According to authorities, members of American Front -- a white supremacist group -- trained in hand-to-hand combat and drilled in breaking down weapons and practiced shooting them.
On Monday, authorities said they had arrested Marcus and Patricia Faella and five other members of the group, which is also known by its initials AF, on charges of illegal paramilitary training, attempting to shoot into an occupied dwelling and evidence of prejudice while committing a crime.
"Faella views himself and the other members of the AF as the protectors of the white race," investigators wrote in an affidavit. "Faella has stated his intent during the race war is to kill Jews, immigrants and other minorities."
More immediately, according to police, Faella was planning to stage provocative disruptions at the Orlando City Hall and at a Melbourne, Florida, anti-racism gathering.
Faella, the police documents say, wanted to stir up media attention to help gain new recruits for American Front, which hate-tracking groups says has been faltering since the death of its leader, David Lynch, in California.
Nationally, American Front has had a long and violent history, including the beating death of a Salt Lake City man and a string of 1993 bombings in California, according to hate-tracking groups.
The 25-year-old group enjoyed a resurgence in 2007 under Lynch, described by the Southern Poverty Law Center as a charismatic leader who helped form it in 1987. But Lynch was shot to death in his home in March 2011, leaving the group with no clear leader, according to the Anti-Defamation League.
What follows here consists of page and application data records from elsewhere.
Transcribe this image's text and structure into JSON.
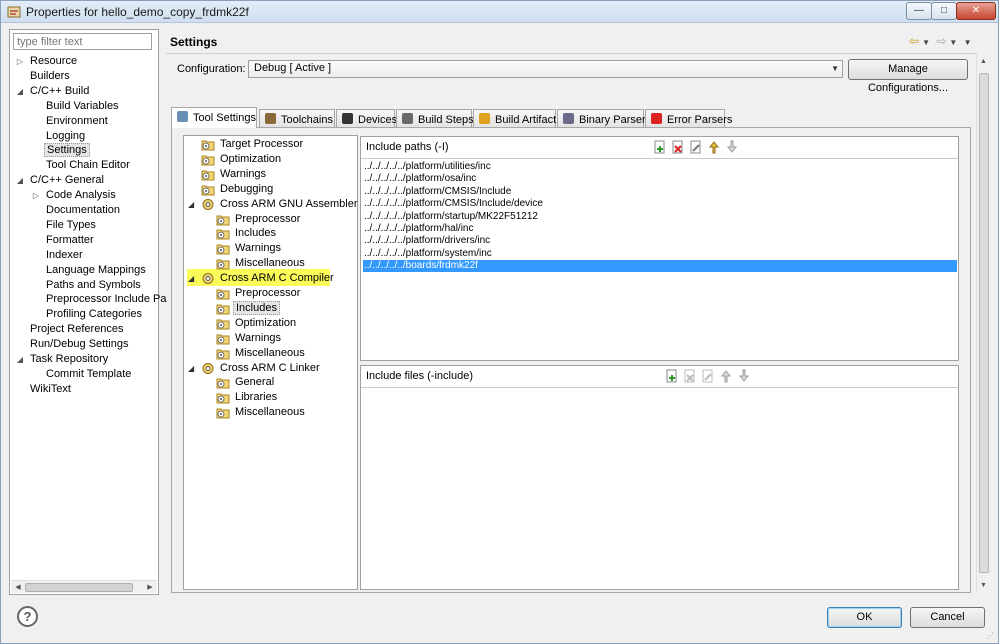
{
  "window": {
    "title": "Properties for hello_demo_copy_frdmk22f",
    "min_label": "—",
    "max_label": "□",
    "close_label": "✕"
  },
  "left_pane": {
    "filter_placeholder": "type filter text",
    "items": [
      {
        "label": "Resource",
        "expander": "▷"
      },
      {
        "label": "Builders",
        "expander": ""
      },
      {
        "label": "C/C++ Build",
        "expander": "◢"
      },
      {
        "label": "Build Variables",
        "expander": ""
      },
      {
        "label": "Environment",
        "expander": ""
      },
      {
        "label": "Logging",
        "expander": ""
      },
      {
        "label": "Settings",
        "expander": "",
        "selected": true
      },
      {
        "label": "Tool Chain Editor",
        "expander": ""
      },
      {
        "label": "C/C++ General",
        "expander": "◢"
      },
      {
        "label": "Code Analysis",
        "expander": "▷"
      },
      {
        "label": "Documentation",
        "expander": ""
      },
      {
        "label": "File Types",
        "expander": ""
      },
      {
        "label": "Formatter",
        "expander": ""
      },
      {
        "label": "Indexer",
        "expander": ""
      },
      {
        "label": "Language Mappings",
        "expander": ""
      },
      {
        "label": "Paths and Symbols",
        "expander": ""
      },
      {
        "label": "Preprocessor Include Pa",
        "expander": ""
      },
      {
        "label": "Profiling Categories",
        "expander": ""
      },
      {
        "label": "Project References",
        "expander": ""
      },
      {
        "label": "Run/Debug Settings",
        "expander": ""
      },
      {
        "label": "Task Repository",
        "expander": "◢"
      },
      {
        "label": "Commit Template",
        "expander": ""
      },
      {
        "label": "WikiText",
        "expander": ""
      }
    ]
  },
  "settings": {
    "title": "Settings",
    "config_label": "Configuration:",
    "config_value": "Debug  [ Active ]",
    "manage_button": "Manage Configurations..."
  },
  "tabs": [
    {
      "label": "Tool Settings",
      "active": true
    },
    {
      "label": "Toolchains"
    },
    {
      "label": "Devices"
    },
    {
      "label": "Build Steps"
    },
    {
      "label": "Build Artifact"
    },
    {
      "label": "Binary Parsers"
    },
    {
      "label": "Error Parsers"
    }
  ],
  "tool_tree": [
    {
      "label": "Target Processor",
      "expander": ""
    },
    {
      "label": "Optimization",
      "expander": ""
    },
    {
      "label": "Warnings",
      "expander": ""
    },
    {
      "label": "Debugging",
      "expander": ""
    },
    {
      "label": "Cross ARM GNU Assembler",
      "expander": "◢"
    },
    {
      "label": "Preprocessor",
      "expander": ""
    },
    {
      "label": "Includes",
      "expander": ""
    },
    {
      "label": "Warnings",
      "expander": ""
    },
    {
      "label": "Miscellaneous",
      "expander": ""
    },
    {
      "label": "Cross ARM C Compiler",
      "expander": "◢"
    },
    {
      "label": "Preprocessor",
      "expander": ""
    },
    {
      "label": "Includes",
      "expander": "",
      "selected": true
    },
    {
      "label": "Optimization",
      "expander": ""
    },
    {
      "label": "Warnings",
      "expander": ""
    },
    {
      "label": "Miscellaneous",
      "expander": ""
    },
    {
      "label": "Cross ARM C Linker",
      "expander": "◢"
    },
    {
      "label": "General",
      "expander": ""
    },
    {
      "label": "Libraries",
      "expander": ""
    },
    {
      "label": "Miscellaneous",
      "expander": ""
    }
  ],
  "include_paths": {
    "title": "Include paths (-I)",
    "items": [
      "../../../../../platform/utilities/inc",
      "../../../../../platform/osa/inc",
      "../../../../../platform/CMSIS/Include",
      "../../../../../platform/CMSIS/Include/device",
      "../../../../../platform/startup/MK22F51212",
      "../../../../../platform/hal/inc",
      "../../../../../platform/drivers/inc",
      "../../../../../platform/system/inc",
      "../../../../../boards/frdmk22f"
    ]
  },
  "include_files": {
    "title": "Include files (-include)"
  },
  "footer": {
    "help_label": "?",
    "ok_label": "OK",
    "cancel_label": "Cancel"
  },
  "colors": {
    "highlight": "#fbfb5a",
    "selection": "#3399ff"
  }
}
It has shrunk significantly in the past year, according to the Southern Poverty Law Center.
Most of the group's 50 or so members appear to live in Florida, according to the ADL.
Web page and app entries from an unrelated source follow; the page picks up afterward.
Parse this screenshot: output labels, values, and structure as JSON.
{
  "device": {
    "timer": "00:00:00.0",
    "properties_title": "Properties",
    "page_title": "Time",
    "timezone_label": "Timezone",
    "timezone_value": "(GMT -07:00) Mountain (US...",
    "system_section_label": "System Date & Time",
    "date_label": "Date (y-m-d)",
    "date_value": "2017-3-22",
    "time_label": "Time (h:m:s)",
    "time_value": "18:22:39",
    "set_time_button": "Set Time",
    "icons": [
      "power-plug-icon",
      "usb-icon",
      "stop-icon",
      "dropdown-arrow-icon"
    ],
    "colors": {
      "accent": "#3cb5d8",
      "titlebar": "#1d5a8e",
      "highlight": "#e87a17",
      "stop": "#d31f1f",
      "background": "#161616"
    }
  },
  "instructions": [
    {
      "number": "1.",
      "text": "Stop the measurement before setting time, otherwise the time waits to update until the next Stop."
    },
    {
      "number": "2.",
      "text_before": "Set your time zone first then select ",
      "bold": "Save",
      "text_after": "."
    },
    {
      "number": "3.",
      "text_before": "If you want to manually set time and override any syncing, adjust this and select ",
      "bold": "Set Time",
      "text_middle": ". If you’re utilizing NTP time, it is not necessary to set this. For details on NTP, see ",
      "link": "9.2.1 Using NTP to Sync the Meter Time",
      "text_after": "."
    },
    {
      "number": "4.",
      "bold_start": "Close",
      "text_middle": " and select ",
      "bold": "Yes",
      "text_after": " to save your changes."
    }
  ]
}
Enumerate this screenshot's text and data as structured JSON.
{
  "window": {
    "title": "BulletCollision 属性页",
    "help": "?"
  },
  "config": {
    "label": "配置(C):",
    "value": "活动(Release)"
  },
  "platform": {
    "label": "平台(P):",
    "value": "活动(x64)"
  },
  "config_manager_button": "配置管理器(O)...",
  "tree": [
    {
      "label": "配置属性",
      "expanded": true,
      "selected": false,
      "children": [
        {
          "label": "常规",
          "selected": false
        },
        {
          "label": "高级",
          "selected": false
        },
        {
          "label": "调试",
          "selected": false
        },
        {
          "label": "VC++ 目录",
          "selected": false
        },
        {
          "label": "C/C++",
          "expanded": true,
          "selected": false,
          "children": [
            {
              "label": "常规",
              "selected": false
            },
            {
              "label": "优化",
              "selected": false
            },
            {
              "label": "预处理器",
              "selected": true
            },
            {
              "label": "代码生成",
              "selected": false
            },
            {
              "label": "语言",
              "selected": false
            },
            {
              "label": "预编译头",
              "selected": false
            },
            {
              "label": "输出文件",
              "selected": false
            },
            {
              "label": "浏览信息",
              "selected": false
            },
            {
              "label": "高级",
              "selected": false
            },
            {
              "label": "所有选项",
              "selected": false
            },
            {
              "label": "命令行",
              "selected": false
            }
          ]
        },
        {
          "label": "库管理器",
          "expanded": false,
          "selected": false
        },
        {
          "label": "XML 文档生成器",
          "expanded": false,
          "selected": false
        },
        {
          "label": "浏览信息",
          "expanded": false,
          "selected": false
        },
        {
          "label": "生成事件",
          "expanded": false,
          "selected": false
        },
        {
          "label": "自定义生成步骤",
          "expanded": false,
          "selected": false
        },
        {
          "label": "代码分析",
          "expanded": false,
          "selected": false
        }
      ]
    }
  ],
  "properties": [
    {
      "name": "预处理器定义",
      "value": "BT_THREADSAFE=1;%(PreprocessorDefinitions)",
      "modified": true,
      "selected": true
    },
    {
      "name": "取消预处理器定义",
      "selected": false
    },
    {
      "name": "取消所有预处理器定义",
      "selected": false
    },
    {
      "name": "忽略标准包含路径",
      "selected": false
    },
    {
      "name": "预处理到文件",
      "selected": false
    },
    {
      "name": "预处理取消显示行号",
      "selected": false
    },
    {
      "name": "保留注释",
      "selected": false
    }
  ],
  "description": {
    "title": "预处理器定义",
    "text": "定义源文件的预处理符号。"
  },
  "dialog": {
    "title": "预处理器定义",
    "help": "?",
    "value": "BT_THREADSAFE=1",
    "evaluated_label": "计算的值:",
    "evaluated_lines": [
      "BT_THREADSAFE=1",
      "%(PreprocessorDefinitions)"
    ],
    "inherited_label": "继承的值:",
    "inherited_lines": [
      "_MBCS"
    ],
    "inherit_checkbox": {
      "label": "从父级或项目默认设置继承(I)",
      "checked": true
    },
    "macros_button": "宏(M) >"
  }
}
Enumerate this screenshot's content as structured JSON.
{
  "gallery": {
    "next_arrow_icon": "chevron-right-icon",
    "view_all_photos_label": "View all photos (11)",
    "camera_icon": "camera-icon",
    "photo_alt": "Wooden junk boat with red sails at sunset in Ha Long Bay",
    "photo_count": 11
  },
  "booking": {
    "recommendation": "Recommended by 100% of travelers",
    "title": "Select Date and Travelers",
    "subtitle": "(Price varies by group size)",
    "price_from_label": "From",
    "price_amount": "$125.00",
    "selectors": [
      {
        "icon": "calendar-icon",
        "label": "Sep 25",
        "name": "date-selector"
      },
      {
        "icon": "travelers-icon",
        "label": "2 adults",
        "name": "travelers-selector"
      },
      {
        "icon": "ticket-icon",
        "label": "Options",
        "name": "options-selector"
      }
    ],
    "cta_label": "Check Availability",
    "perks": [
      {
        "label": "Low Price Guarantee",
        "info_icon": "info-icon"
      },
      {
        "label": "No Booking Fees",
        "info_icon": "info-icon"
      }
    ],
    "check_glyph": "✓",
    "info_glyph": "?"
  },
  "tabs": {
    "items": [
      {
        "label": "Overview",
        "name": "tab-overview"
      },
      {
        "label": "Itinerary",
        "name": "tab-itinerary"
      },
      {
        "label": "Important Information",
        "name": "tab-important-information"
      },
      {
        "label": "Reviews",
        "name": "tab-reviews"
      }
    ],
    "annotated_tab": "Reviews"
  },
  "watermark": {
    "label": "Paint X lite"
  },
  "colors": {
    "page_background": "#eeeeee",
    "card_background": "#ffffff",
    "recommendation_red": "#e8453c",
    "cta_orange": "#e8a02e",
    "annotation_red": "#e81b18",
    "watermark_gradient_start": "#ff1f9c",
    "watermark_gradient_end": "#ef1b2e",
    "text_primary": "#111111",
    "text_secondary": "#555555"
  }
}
Authorities identified the other members arrested last week as Christopher Brooks, Richard Stockdale, Kent McLellan, Jennifer McGowan, Mark McGowan, Diane Stevens, Paul Jackson and Dustin Perry.
Marcus Faella bonded out of jail on Saturday, according to Osceola County officials. His wife was released on Sunday, they said.
The Faella compound is situated on the edge of a wildlife management area marketed by tourism officials as a good spot for hikers, campers and bird watchers.
According to police, Faella's group watched videos training them in fighting and the use of AK-47s and other weapons at the compound, which the affidavit said is ringed with barbed wire and protected by pit bulls and firing positions facing the driveway.
The property was meant to become a refuge for white supremacists after the fall of the U.S. government during a race war, investigators wrote in the affidavit. The group was making body armor and sniper suits and stocking up on supplies in preparation, according to police.